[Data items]
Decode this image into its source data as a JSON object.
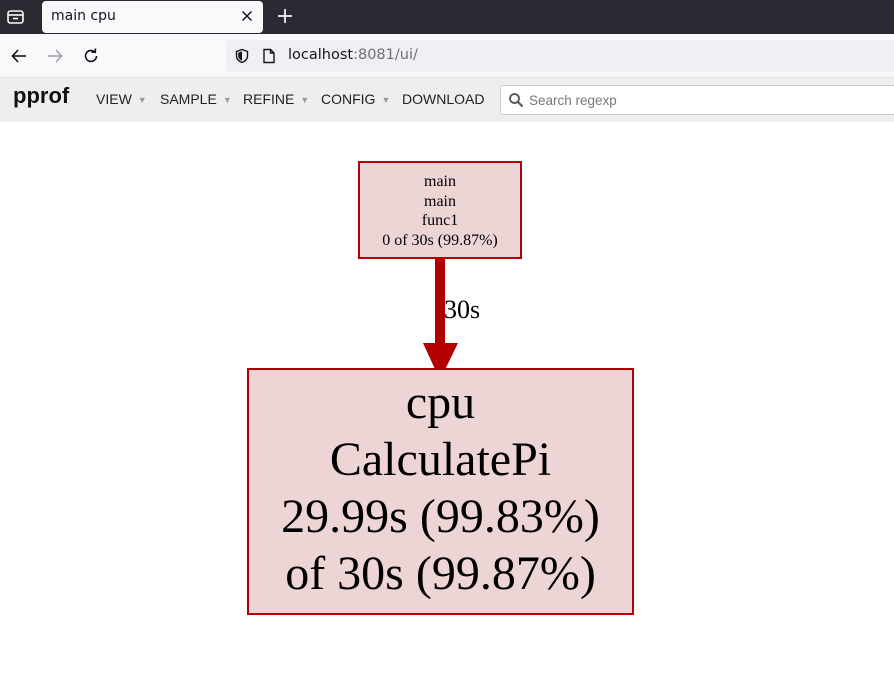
{
  "browser": {
    "tab_title": "main cpu",
    "url_host": "localhost",
    "url_rest": ":8081/ui/"
  },
  "pprof": {
    "logo": "pprof",
    "menu": [
      "VIEW",
      "SAMPLE",
      "REFINE",
      "CONFIG",
      "DOWNLOAD"
    ],
    "search_placeholder": "Search regexp"
  },
  "graph": {
    "caller_node": {
      "lines": [
        "main",
        "main",
        "func1",
        "0 of 30s (99.87%)"
      ]
    },
    "callee_node": {
      "lines": [
        "cpu",
        "CalculatePi",
        "29.99s (99.83%)",
        "of 30s (99.87%)"
      ]
    },
    "edge_label": "30s",
    "node_fill": "#edd5d5",
    "node_border": "#b20000",
    "edge_color": "#b20000"
  },
  "icons": {
    "tab_list": "tab-list-icon",
    "close": "close-icon",
    "new_tab": "plus-icon",
    "back": "back-arrow-icon",
    "forward": "forward-arrow-icon",
    "reload": "reload-icon",
    "shield": "shield-icon",
    "page": "page-icon",
    "search": "search-icon"
  }
}
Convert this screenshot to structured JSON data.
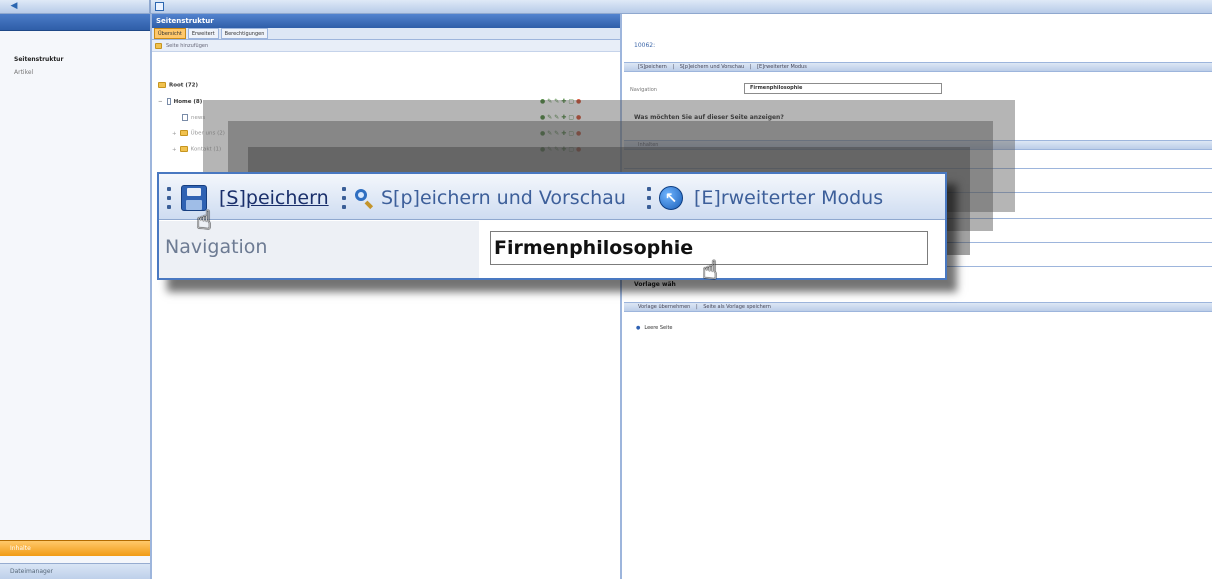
{
  "sidebar": {
    "items": [
      {
        "label": "Seitenstruktur"
      },
      {
        "label": "Artikel"
      }
    ],
    "bottom_tabs": [
      {
        "label": "Inhalte"
      },
      {
        "label": "Dateimanager"
      }
    ]
  },
  "structure_panel": {
    "title": "Seitenstruktur",
    "tabs": [
      {
        "label": "Übersicht"
      },
      {
        "label": "Erweitert"
      },
      {
        "label": "Berechtigungen"
      }
    ],
    "add_page_label": "Seite hinzufügen",
    "tree": [
      {
        "label": "Root (72)"
      },
      {
        "label": "Home (8)"
      },
      {
        "label": "news"
      },
      {
        "label": "Über uns (2)"
      },
      {
        "label": "Kontakt (1)"
      }
    ]
  },
  "page_editor": {
    "page_id": "10062:",
    "toolbar": {
      "save_label": "[S]peichern",
      "preview_label": "S[p]eichern und Vorschau",
      "extended_label": "[E]rweiterter Modus"
    },
    "navigation_label": "Navigation",
    "navigation_value": "Firmenphilosophie",
    "question": "Was möchten Sie auf dieser Seite anzeigen?",
    "section_label": "Inhalten",
    "template_label": "Vorlage wäh",
    "template_toolbar": {
      "apply_label": "Vorlage übernehmen",
      "save_as_label": "Seite als Vorlage speichern"
    },
    "template_options": [
      {
        "label": "Leere Seite"
      }
    ]
  },
  "zoom": {
    "save_label": "[S]peichern",
    "preview_label": "S[p]eichern und Vorschau",
    "extended_label": "[E]rweiterter Modus",
    "navigation_label": "Navigation",
    "navigation_value": "Firmenphilosophie"
  },
  "colors": {
    "header_blue": "#2f5ea8",
    "active_orange": "#f19b16",
    "panel_border": "#9db5dc"
  }
}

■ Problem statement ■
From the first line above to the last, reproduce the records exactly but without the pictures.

■ Output of the task ■
Decode this image into its source data as a JSON object.
{
  "browser": {
    "tab_title": "main cpu",
    "url_host": "localhost",
    "url_rest": ":8081/ui/"
  },
  "pprof": {
    "logo": "pprof",
    "menu": [
      "VIEW",
      "SAMPLE",
      "REFINE",
      "CONFIG",
      "DOWNLOAD"
    ],
    "search_placeholder": "Search regexp"
  },
  "graph": {
    "caller_node": {
      "lines": [
        "main",
        "main",
        "func1",
        "0 of 30s (99.87%)"
      ]
    },
    "callee_node": {
      "lines": [
        "cpu",
        "CalculatePi",
        "29.99s (99.83%)",
        "of 30s (99.87%)"
      ]
    },
    "edge_label": "30s",
    "node_fill": "#edd5d5",
    "node_border": "#b20000",
    "edge_color": "#b20000"
  },
  "icons": {
    "tab_list": "tab-list-icon",
    "close": "close-icon",
    "new_tab": "plus-icon",
    "back": "back-arrow-icon",
    "forward": "forward-arrow-icon",
    "reload": "reload-icon",
    "shield": "shield-icon",
    "page": "page-icon",
    "search": "search-icon"
  }
}
Convert this screenshot to structured JSON data.
{
  "sidebar": {
    "items": [
      {
        "label": "Seitenstruktur"
      },
      {
        "label": "Artikel"
      }
    ],
    "bottom_tabs": [
      {
        "label": "Inhalte"
      },
      {
        "label": "Dateimanager"
      }
    ]
  },
  "structure_panel": {
    "title": "Seitenstruktur",
    "tabs": [
      {
        "label": "Übersicht"
      },
      {
        "label": "Erweitert"
      },
      {
        "label": "Berechtigungen"
      }
    ],
    "add_page_label": "Seite hinzufügen",
    "tree": [
      {
        "label": "Root (72)"
      },
      {
        "label": "Home (8)"
      },
      {
        "label": "news"
      },
      {
        "label": "Über uns (2)"
      },
      {
        "label": "Kontakt (1)"
      }
    ]
  },
  "page_editor": {
    "page_id": "10062:",
    "toolbar": {
      "save_label": "[S]peichern",
      "preview_label": "S[p]eichern und Vorschau",
      "extended_label": "[E]rweiterter Modus"
    },
    "navigation_label": "Navigation",
    "navigation_value": "Firmenphilosophie",
    "question": "Was möchten Sie auf dieser Seite anzeigen?",
    "section_label": "Inhalten",
    "template_label": "Vorlage wäh",
    "template_toolbar": {
      "apply_label": "Vorlage übernehmen",
      "save_as_label": "Seite als Vorlage speichern"
    },
    "template_options": [
      {
        "label": "Leere Seite"
      }
    ]
  },
  "zoom": {
    "save_label": "[S]peichern",
    "preview_label": "S[p]eichern und Vorschau",
    "extended_label": "[E]rweiterter Modus",
    "navigation_label": "Navigation",
    "navigation_value": "Firmenphilosophie"
  },
  "colors": {
    "header_blue": "#2f5ea8",
    "active_orange": "#f19b16",
    "panel_border": "#9db5dc"
  }
}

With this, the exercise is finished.